Co-create Retail Training Opportunities that Matter
There is a tremendous opportunity for stakeholders to professionalize and reskill retail careers in Africa. Stakeholders can partner with business schools on the continent, training institutions and industry associations to develop customized training for retail talent. The curricula for customized training must be based on the understanding that Africa’s retail landscape differs from that of other continents in some respects. For example, studies show that retailers in informal economies of Africa place a premium on family, friendship or guarantor relationships when making pricing, contracting and selling decisions. These retailers view the relationships as a strategic opportunity to grow social capital at the communal level. Consequently, retail development curricula for informal sector practitioners must be tailored to accommodate the cultural and societal practices in local business opportunities. Africa has a mix of informal, hybrid and modern retailing formats which propel diverse career trajectories. Training curricular should also include sessions on ethics, sustainability and responsible management. The recent collapse of Nakumatt and other supermarket chains in Kenya resulting from financial mismanagement underscores the importance of ethics and responsible management. It is up to stakeholders to do the painstaking work of developing career development packages for diverse audiences within Africa’s retail landscape.
Be Decisive about Building Relevant Capabilities

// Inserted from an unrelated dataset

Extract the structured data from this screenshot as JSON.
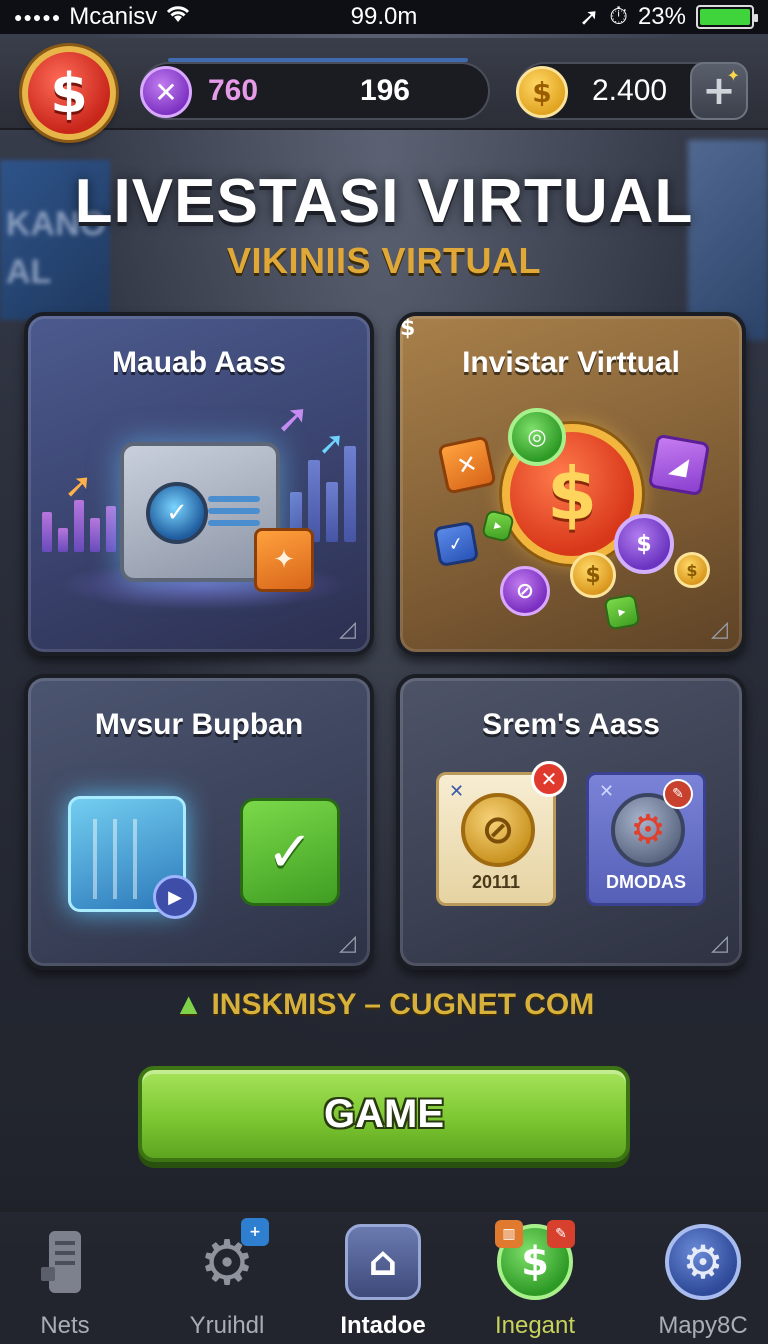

It is foolhardy for stakeholders to expect complacent achievers and accidental entrants to embrace formal training in retail career development. A more meaningful approach may be to organize career transformation initiatives for reskilling at scale. These activities may include practicing new skills on current roles, online courses, informal mentorship and formal coaching programmes. Stakeholders can leverage networks within retail trade associations and business schools to develop these activities.
Develop Strategic Regional Partnerships
There are literarily hundreds of retail associations on the continent working on laudable initiatives including policy advocacy, opportunity enablement and facilitation of learning. The problem is that these associations are fragmented and tend to focus narrowly on goals that support their registered members. These associations can become more powerful and impactful if they partner with retail associations within and across African countries to promote retail career professionalization. Retail investors, entrepreneurs and channel partners of retailers on the continent can play a critical role in strengthening regional partnerships for businesses.
Actively Engage the Public Sector
Stakeholders recognize that retail without adequate support from the government is like having a human body functioning with one lung. It is important for stakeholders to advocate for national retail policies on the continent to guide retail operations. The policy should cover labor norms, business operations, taxation, access to capital and upskilling. Retail employees suffer long work hours, burnout, and maltreatment. National retail policies can address these problems, increase the ease of doing business, reduce the cost to serve and make it easier to modernize store operations.
It is impossible to predict how retail careers will evolve in Africa. However, joint efforts to upscale and reskill retail talent can transform the retail landscape. There are no simple solutions, but the strategies discussed above can help manage the present and prepare the future.